Rule #3: Prices are wild
In Mexico, cannabis can be insanely inexpensive. Prices begin at US$2.50 for 14 grams of flower. (Yes, that’s 18 cents per gram.)
But that’s only where prices begin. As the gray market evolves, so do prices. A growing number of boutique dispensaries and delivery services are starting to charge prices more in line with the U.S. and Canadian market, which means up to US$15 for a gram of a premium strain like Bubba Kush or Girl Scout Cookies. Why the high prices? Call it a quality import tariff. In an ironic historical flip, these premium packages of flower are often imported on the down-low from California.

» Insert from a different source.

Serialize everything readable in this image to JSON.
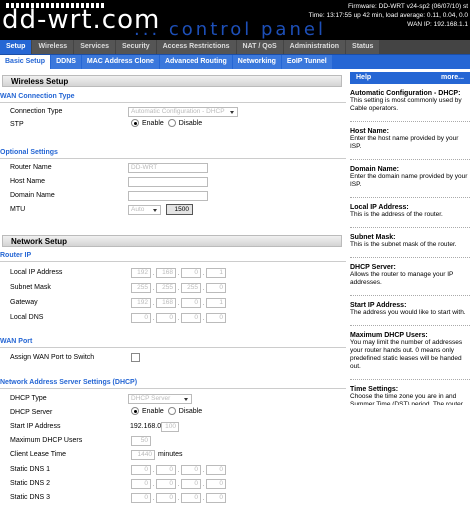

Rule #4: Groups are safer
To stay as safe as possible in public, it is advised to only smoke cannabis if you are in a large group including other Mexicans, or in a bar or establishment which clearly tolerates its use. Many of the stories of police persecution concern people caught by themselves, in small groups, or in places where cannabis consumption was considered inappropriate or offensive.
Rule #5: Cops can and will search you
Searches by police are not uncommon. Don’t be shocked if you’re searched upon entry to bars, or on streets in the early hours of the night, even in places considered more progressive and cosmopolitan.
If you’re found to be holding a small amount of weed, that inconvenient fact is usually settled through a mordida—literally, bite—which is a discretely paid little bribe of around 400 pesos (US$20).
There are claims that police may plant extra cannabis on a person they find in possession so they exceed the legal five-gram limit. Anecdotal reports indicate this tends to happen more to young and poor people who are considered more vulnerable, an unfair and unfortunate fact of life in Mexico as in so many countries.
Prohibition dies hard
Jail time for small-time cannabis possession is rare. Prison sentences are rarer still. In 2018, the last year for which there is public data, 11,000 people in Mexico were charged for the possession of less than 100g of cannabis—including 2,300 adolescents, with many thousands more undoubtedly apprehended by police and forced to pay bribes even for possession of very small amounts.
As a visitor to Mexico, temperament and cooperation tend to serve the cannabis consumer well in these situations. If you are an American, don’t be an ugly one.